__Records contained in a dataset__
▼
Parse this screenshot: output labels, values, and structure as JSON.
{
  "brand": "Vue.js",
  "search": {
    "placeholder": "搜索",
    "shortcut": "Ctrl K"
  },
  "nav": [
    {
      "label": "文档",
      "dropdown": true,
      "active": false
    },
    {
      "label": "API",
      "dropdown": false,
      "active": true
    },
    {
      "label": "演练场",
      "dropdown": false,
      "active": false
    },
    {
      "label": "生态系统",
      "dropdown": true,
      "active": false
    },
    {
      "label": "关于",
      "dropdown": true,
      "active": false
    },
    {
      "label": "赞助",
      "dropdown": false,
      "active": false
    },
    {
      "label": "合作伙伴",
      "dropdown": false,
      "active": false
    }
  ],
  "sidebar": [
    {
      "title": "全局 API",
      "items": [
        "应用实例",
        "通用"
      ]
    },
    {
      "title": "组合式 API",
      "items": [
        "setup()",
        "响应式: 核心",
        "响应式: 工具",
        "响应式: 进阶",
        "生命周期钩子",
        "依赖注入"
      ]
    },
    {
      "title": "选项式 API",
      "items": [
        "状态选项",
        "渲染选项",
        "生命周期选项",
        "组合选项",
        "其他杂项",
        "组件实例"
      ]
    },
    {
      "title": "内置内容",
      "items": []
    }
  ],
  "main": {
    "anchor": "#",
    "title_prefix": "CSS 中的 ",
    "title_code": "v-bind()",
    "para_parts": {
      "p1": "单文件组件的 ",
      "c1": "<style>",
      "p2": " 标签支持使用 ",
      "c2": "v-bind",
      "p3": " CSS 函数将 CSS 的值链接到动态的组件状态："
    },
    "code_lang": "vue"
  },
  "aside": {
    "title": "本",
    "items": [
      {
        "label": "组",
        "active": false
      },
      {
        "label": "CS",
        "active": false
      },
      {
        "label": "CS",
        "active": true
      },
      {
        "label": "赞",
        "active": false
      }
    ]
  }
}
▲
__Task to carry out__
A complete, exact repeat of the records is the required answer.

__Solution for this exercise__
Parse this screenshot: output labels, values, and structure as JSON.
{
  "brand": "Vue.js",
  "search": {
    "placeholder": "搜索",
    "shortcut": "Ctrl K"
  },
  "nav": [
    {
      "label": "文档",
      "dropdown": true,
      "active": false
    },
    {
      "label": "API",
      "dropdown": false,
      "active": true
    },
    {
      "label": "演练场",
      "dropdown": false,
      "active": false
    },
    {
      "label": "生态系统",
      "dropdown": true,
      "active": false
    },
    {
      "label": "关于",
      "dropdown": true,
      "active": false
    },
    {
      "label": "赞助",
      "dropdown": false,
      "active": false
    },
    {
      "label": "合作伙伴",
      "dropdown": false,
      "active": false
    }
  ],
  "sidebar": [
    {
      "title": "全局 API",
      "items": [
        "应用实例",
        "通用"
      ]
    },
    {
      "title": "组合式 API",
      "items": [
        "setup()",
        "响应式: 核心",
        "响应式: 工具",
        "响应式: 进阶",
        "生命周期钩子",
        "依赖注入"
      ]
    },
    {
      "title": "选项式 API",
      "items": [
        "状态选项",
        "渲染选项",
        "生命周期选项",
        "组合选项",
        "其他杂项",
        "组件实例"
      ]
    },
    {
      "title": "内置内容",
      "items": []
    }
  ],
  "main": {
    "anchor": "#",
    "title_prefix": "CSS 中的 ",
    "title_code": "v-bind()",
    "para_parts": {
      "p1": "单文件组件的 ",
      "c1": "<style>",
      "p2": " 标签支持使用 ",
      "c2": "v-bind",
      "p3": " CSS 函数将 CSS 的值链接到动态的组件状态："
    },
    "code_lang": "vue"
  },
  "aside": {
    "title": "本",
    "items": [
      {
        "label": "组",
        "active": false
      },
      {
        "label": "CS",
        "active": false
      },
      {
        "label": "CS",
        "active": true
      },
      {
        "label": "赞",
        "active": false
      }
    ]
  }
}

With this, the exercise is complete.